I have a basic processing sketch rendering in the browser (Firefox). However, the geo-data is not rendering in the browser yet. The solution? Start with a very simple processing sketch that plots one ride, then start building from there. Also, call Yang, Amit or Jer Thorp.

FEB 15
- learn how canvas works
- sprinkle in codeacademy tuts
- get one ride rendered in processing to show in the browser (data?)

Loading processing sketches
Processing.js example, Ask Ken, doing much of what we want on the front-end
Elevation processing code
Basics of Canvas—Processing.js is a framework for canvas, so we shouldn’t have to do additional things in the web-browser defining the canvas; it’s all done in processing.

FEB 14
Simple processing sketch works in Firefox and Safari
Note: sketch does not work in Chrome, but could later with some troubleshooting with the help of ErisDS; for now, we will test primarily in Firefox.

In dropbox >> thesis >> processing >> hello_web >> hello-web.html

One map image is ready to test in processing.
Does not display the image when image is native to the processing file.

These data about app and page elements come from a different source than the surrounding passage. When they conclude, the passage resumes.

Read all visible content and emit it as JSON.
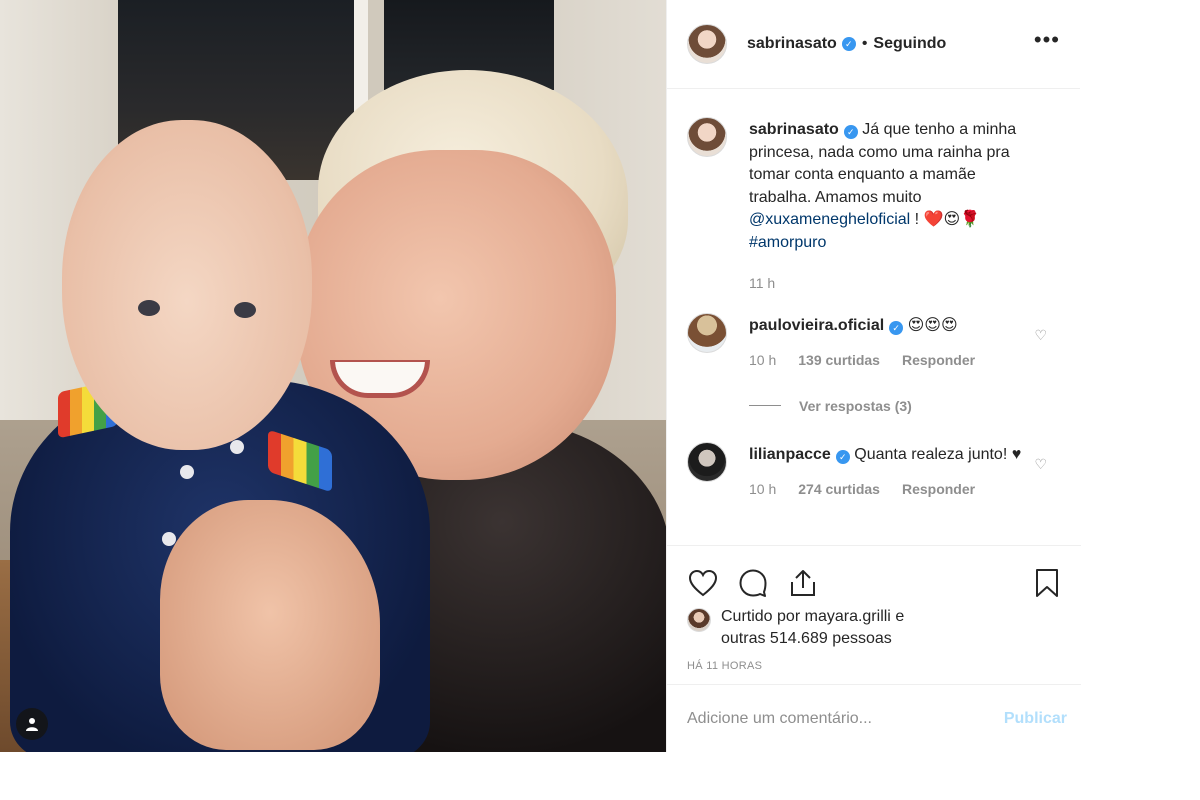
{
  "post": {
    "author": "sabrinasato",
    "follow_status": "Seguindo",
    "more_label": "•••",
    "verified_mark": "✓",
    "caption": {
      "text": "Já que tenho a minha princesa, nada como uma rainha pra tomar conta enquanto a mamãe trabalha. Amamos muito",
      "mention": "@xuxamenegheloficial",
      "after_mention": " ! ❤️😍🌹",
      "hashtag": "#amorpuro",
      "time": "11 h"
    }
  },
  "comments": [
    {
      "username": "paulovieira.oficial",
      "text": "😍😍😍",
      "time": "10 h",
      "likes": "139 curtidas",
      "reply_label": "Responder",
      "view_replies": "Ver respostas (3)"
    },
    {
      "username": "lilianpacce",
      "text": "Quanta realeza junto! ♥",
      "time": "10 h",
      "likes": "274 curtidas",
      "reply_label": "Responder"
    }
  ],
  "actions": {
    "liked_by_prefix": "Curtido por",
    "liked_by_user": "mayara.grilli",
    "liked_by_suffix": "e",
    "others": "outras 514.689 pessoas",
    "timestamp": "HÁ 11 HORAS"
  },
  "comment_box": {
    "placeholder": "Adicione um comentário...",
    "publish_label": "Publicar"
  },
  "colors": {
    "verified": "#3897f0",
    "link": "#00376b",
    "muted": "#8e8e8e",
    "publish_disabled": "#b2dffc"
  }
}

Need to research. (I think the image should be displayed in HTML)

Next steps:
- get image to display

- get canvas element to display over the entire background
scale canvas element to fit page: Stackoverflow, Automatically scale the HTML5 canvas element to fit the page
related: Stackoverflow, Center both vertically and horizontally

- start experimenting with width and height options to size with browser size (determined in processing or in canvas markup)
Possibly something like this in Processing:

- look into centering the map on the page

Tracking apps and file output

We have been researching different tracking apps to be used in the prototype:

MotionX GPS for iPhone $1.99
Outputs in .gpx and .kmz
Share tracks by email (one button click)
Has live updates to email/twitter/facebook

Cycle log for iPhone $0.99
Outputs in .gpx and .tcx
Share tracks by email

RunKeeper for Android and iPhone $0
Outputs in .gpx and Google Earth (.kml)
Share tracks through website

MobileLogger for iPhone $0
Outputs in .csv
Share tracks by email

Data Storage Options

250 MB storage limit per user account, 1 million characters per cell
upload limits—1 MB per spreadsheet, 100 MB per .csv or kml

To get more space, you have to have and work through the Maps API Premier account
Purchase more storage space for Fusion Tables: Google Groups Thread

How to query from google fusion table: Google Dev Guide

Get data storage, user accounts and server-side code with Cloud Mine

Instructions for parsing data from a .gpx file into processing

From Willy Wong, Week 3

Notes per our conversation
February 2, 2012, NY & Company

Call out the key principles/values that our audience stands for. (ex: lifestyle, pleasure)

State the value propositions:
For riders
- document of bike trips
- share your data for bike advocacy
- engine for exploration and curiosity (needs to be better stated)
- data to advocate for and inform placement of bike lanes
- (more)

The string on the handlebars—a grassroots signifier of riders being involved (using the product) and tracking

Consider the order and architecture of the language we’re using
Is everything mapped to an artistic act?
What do you call your users?